The essential role of a well-defined hydrogen-bond network in achieving chemically reversible multiproton translocations triggered by one-electron electrochemical oxidation/reduction is investigated by using pyridylbenzimidazole-phenol models. The two molecular architectures designed for these studies differ with respect to the position of the N atom on the pyridyl ring. In one of the structures, a hydrogen-bond network extends uninterrupted across the molecule from the phenol to the pyridyl group. Experimental and theoretical evidence indicates that an overall chemically reversible two-proton-coupled electron-transfer process (E2PT) takes place upon electrochemical oxidation of the phenol. This E2PT process yields the pyridinium cation and is observed regardless of the cyclic voltammogram scan rate. In contrast, when the hydrogen-bond network is disrupted, as seen in the isomer, at high scan rates (μ1000 mV s-1) a chemically reversible process is observed with an E1/2 characteristic of a one-proton-coupled electron-transfer process (E1PT). At slow cyclic voltammetric scan rates (<1000 mV s-1) oxidation of the phenol results in an overall chemically irreversible two-proton-coupled electron-transfer process in which the second proton-transfer step yields the pyridinium cation detected by infrared spectroelectrochemistry.

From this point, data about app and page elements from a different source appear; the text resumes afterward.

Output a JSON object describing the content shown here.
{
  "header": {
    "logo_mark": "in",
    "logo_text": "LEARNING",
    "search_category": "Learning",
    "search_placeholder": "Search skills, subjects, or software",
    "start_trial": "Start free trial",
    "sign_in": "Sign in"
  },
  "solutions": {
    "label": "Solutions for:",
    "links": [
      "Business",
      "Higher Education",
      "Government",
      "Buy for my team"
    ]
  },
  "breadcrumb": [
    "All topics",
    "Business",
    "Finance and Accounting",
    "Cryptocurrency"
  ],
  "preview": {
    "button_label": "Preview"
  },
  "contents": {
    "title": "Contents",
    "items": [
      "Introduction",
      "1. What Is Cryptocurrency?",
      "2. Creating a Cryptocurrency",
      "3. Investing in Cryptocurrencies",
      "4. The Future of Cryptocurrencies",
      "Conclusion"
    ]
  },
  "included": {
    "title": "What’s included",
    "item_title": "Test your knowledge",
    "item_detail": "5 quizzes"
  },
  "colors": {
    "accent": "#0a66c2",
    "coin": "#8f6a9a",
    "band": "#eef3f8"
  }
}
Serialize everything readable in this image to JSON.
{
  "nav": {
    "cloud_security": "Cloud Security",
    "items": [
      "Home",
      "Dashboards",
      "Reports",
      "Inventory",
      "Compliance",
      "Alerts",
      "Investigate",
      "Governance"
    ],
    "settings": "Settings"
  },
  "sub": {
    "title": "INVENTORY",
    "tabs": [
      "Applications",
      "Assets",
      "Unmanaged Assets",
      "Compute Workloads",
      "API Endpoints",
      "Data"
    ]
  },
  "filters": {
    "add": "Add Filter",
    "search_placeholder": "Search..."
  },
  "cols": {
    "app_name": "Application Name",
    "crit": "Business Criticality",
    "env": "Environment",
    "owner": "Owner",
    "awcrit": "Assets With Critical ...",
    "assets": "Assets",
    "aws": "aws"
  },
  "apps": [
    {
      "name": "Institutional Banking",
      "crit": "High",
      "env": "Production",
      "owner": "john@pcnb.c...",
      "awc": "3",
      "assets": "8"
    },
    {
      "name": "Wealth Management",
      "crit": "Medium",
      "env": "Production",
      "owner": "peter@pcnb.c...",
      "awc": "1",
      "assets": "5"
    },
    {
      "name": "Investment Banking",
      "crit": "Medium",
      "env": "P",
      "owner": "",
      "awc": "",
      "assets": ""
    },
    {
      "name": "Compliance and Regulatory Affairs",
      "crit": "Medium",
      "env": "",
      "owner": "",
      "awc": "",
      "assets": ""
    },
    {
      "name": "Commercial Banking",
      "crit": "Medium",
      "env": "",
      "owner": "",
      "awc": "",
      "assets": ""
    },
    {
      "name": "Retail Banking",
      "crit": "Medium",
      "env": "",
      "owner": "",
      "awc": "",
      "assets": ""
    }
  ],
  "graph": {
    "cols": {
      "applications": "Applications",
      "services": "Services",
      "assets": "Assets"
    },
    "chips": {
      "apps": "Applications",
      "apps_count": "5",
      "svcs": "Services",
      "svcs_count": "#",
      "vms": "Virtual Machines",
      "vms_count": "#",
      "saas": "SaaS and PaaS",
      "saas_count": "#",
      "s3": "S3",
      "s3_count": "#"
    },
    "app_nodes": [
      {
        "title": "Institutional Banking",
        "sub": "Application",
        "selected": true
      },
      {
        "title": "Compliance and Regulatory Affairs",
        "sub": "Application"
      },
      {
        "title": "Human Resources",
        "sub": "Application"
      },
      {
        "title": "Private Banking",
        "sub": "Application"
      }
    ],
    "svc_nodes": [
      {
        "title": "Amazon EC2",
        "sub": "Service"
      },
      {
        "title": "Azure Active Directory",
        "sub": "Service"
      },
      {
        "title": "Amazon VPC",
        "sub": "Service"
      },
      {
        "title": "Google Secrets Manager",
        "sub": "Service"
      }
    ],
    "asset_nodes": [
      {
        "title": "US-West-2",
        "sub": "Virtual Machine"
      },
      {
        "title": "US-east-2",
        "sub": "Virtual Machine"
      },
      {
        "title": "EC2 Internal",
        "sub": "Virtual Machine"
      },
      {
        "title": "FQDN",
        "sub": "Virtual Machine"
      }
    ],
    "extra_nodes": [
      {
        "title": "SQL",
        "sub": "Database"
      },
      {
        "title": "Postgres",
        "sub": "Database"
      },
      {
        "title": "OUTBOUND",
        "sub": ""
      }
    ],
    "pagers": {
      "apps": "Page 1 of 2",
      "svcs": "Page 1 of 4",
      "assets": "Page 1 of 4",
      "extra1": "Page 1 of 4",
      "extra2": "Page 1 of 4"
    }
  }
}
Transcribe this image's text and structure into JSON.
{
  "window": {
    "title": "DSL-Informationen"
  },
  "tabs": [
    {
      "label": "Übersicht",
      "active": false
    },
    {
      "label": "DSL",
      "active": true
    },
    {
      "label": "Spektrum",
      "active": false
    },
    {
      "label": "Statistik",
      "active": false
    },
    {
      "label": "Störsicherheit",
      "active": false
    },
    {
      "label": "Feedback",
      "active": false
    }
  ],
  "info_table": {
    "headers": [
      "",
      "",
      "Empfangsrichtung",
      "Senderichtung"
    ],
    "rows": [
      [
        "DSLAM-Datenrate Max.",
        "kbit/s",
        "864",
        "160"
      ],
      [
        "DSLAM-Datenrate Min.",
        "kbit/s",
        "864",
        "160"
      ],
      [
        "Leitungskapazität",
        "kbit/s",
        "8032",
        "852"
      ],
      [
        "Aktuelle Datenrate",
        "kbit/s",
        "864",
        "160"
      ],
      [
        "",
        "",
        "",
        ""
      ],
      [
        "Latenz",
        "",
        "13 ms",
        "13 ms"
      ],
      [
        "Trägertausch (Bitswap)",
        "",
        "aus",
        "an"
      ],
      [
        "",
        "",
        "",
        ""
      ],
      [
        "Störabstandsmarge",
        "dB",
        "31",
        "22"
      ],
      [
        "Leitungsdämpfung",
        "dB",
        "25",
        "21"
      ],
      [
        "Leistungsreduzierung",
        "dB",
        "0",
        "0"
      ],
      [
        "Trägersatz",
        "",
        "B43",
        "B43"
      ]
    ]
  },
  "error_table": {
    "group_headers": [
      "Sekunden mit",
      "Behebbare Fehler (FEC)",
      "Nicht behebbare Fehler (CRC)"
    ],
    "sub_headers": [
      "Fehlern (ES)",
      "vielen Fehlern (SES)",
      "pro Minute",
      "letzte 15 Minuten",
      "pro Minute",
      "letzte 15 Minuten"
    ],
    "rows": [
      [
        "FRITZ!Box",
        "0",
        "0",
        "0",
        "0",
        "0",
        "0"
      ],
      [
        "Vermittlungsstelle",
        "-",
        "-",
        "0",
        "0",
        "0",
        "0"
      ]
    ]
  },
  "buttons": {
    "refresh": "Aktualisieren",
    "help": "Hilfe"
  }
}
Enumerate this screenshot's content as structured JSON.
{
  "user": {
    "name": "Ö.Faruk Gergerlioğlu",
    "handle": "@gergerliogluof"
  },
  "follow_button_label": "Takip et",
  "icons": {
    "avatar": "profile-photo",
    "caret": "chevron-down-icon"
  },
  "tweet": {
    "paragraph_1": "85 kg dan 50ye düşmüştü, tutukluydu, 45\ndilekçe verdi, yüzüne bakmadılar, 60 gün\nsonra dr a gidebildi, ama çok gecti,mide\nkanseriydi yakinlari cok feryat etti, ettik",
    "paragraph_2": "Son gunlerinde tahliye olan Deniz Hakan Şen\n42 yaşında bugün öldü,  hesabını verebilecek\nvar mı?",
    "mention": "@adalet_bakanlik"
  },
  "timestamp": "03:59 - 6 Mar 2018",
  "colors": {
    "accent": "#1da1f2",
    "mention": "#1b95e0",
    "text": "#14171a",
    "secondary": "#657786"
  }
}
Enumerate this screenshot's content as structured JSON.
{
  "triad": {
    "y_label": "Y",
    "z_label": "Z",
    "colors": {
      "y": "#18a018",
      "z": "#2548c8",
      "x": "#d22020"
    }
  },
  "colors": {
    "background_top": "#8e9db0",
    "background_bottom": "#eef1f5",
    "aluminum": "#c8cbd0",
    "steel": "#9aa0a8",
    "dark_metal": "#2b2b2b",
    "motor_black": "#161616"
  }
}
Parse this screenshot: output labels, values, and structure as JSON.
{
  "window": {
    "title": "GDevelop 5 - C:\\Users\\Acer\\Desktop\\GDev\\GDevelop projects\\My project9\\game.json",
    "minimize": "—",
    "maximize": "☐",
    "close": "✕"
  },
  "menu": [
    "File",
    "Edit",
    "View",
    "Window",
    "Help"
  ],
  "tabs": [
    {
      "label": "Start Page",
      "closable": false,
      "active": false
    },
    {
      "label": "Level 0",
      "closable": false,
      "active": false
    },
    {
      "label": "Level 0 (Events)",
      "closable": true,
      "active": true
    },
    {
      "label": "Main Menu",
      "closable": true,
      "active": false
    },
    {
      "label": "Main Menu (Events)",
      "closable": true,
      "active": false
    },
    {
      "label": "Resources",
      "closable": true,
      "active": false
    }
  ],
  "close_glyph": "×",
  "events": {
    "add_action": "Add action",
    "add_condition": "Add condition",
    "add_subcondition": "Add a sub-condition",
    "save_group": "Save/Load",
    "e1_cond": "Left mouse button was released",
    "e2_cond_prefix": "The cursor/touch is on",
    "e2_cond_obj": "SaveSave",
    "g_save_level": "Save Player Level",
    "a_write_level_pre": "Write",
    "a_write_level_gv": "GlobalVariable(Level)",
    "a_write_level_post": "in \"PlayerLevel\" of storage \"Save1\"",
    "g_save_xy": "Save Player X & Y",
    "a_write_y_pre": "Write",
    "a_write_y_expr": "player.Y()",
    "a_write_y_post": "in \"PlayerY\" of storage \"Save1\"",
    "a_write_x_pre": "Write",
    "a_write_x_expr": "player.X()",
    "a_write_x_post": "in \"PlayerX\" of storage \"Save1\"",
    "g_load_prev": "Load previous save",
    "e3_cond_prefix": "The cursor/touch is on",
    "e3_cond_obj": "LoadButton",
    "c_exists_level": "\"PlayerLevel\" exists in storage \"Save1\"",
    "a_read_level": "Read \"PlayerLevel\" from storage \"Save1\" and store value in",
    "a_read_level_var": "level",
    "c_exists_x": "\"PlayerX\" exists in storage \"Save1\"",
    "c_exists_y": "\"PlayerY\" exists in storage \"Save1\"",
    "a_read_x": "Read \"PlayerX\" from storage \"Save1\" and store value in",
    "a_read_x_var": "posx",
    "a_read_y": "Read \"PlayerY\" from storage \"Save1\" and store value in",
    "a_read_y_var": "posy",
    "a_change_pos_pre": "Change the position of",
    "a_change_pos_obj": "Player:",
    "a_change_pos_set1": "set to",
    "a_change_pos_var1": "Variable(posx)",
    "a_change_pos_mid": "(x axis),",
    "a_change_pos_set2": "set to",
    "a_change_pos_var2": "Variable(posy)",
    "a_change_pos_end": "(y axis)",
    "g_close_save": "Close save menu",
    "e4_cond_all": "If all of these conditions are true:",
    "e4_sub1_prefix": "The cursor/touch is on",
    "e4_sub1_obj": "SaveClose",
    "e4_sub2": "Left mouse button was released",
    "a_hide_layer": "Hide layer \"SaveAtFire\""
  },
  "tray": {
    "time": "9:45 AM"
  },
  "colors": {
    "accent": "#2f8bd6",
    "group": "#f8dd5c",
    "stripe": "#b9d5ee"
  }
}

In this case, we postulate an initial intramolecular proton-coupled electron-transfer step yielding the E1PT product followed by a slow, likely intermolecular chemical step involving a second proton transfer to give the E2PT product. Insights into the electrochemical behavior of these systems are provided by theoretical calculations of the electrostatic potentials and electric fields at the site of the transferring protons for the forward and reverse processes. This work addresses a fundamental design principle for constructing molecular wires where protons are translocated over varied distances by a Grotthuss-type mechanism.
ASJC Scopus subject areas
- Colloid and Surface Chemistry